▶ **Data extracted from a collection**
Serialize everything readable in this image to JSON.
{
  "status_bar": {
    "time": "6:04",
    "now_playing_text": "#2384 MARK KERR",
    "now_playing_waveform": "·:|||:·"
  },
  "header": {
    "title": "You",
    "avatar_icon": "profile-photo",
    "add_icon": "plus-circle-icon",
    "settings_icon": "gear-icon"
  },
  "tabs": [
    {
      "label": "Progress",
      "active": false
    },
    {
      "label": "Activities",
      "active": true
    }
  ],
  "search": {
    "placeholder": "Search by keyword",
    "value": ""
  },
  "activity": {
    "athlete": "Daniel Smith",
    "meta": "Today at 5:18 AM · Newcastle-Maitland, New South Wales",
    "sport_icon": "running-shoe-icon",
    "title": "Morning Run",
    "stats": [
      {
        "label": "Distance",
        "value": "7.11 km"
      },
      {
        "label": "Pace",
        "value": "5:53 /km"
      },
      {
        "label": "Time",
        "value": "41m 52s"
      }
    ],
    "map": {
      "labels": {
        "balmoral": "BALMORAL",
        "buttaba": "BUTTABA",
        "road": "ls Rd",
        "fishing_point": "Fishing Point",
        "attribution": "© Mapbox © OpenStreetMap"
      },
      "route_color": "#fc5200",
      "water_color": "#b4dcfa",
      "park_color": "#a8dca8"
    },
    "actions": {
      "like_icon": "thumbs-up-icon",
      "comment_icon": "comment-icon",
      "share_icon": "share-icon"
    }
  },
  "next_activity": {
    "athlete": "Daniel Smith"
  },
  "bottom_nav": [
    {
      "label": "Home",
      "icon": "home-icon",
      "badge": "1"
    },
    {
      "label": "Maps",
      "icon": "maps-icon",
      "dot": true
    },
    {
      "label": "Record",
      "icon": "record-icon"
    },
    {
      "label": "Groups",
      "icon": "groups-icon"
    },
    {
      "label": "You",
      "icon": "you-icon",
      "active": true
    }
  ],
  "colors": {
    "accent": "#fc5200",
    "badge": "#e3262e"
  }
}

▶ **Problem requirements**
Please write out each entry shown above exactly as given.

▶ **Task result**
Serialize everything readable in this image to JSON.
{
  "status_bar": {
    "time": "6:04",
    "now_playing_text": "#2384 MARK KERR",
    "now_playing_waveform": "·:|||:·"
  },
  "header": {
    "title": "You",
    "avatar_icon": "profile-photo",
    "add_icon": "plus-circle-icon",
    "settings_icon": "gear-icon"
  },
  "tabs": [
    {
      "label": "Progress",
      "active": false
    },
    {
      "label": "Activities",
      "active": true
    }
  ],
  "search": {
    "placeholder": "Search by keyword",
    "value": ""
  },
  "activity": {
    "athlete": "Daniel Smith",
    "meta": "Today at 5:18 AM · Newcastle-Maitland, New South Wales",
    "sport_icon": "running-shoe-icon",
    "title": "Morning Run",
    "stats": [
      {
        "label": "Distance",
        "value": "7.11 km"
      },
      {
        "label": "Pace",
        "value": "5:53 /km"
      },
      {
        "label": "Time",
        "value": "41m 52s"
      }
    ],
    "map": {
      "labels": {
        "balmoral": "BALMORAL",
        "buttaba": "BUTTABA",
        "road": "ls Rd",
        "fishing_point": "Fishing Point",
        "attribution": "© Mapbox © OpenStreetMap"
      },
      "route_color": "#fc5200",
      "water_color": "#b4dcfa",
      "park_color": "#a8dca8"
    },
    "actions": {
      "like_icon": "thumbs-up-icon",
      "comment_icon": "comment-icon",
      "share_icon": "share-icon"
    }
  },
  "next_activity": {
    "athlete": "Daniel Smith"
  },
  "bottom_nav": [
    {
      "label": "Home",
      "icon": "home-icon",
      "badge": "1"
    },
    {
      "label": "Maps",
      "icon": "maps-icon",
      "dot": true
    },
    {
      "label": "Record",
      "icon": "record-icon"
    },
    {
      "label": "Groups",
      "icon": "groups-icon"
    },
    {
      "label": "You",
      "icon": "you-icon",
      "active": true
    }
  ],
  "colors": {
    "accent": "#fc5200",
    "badge": "#e3262e"
  }
}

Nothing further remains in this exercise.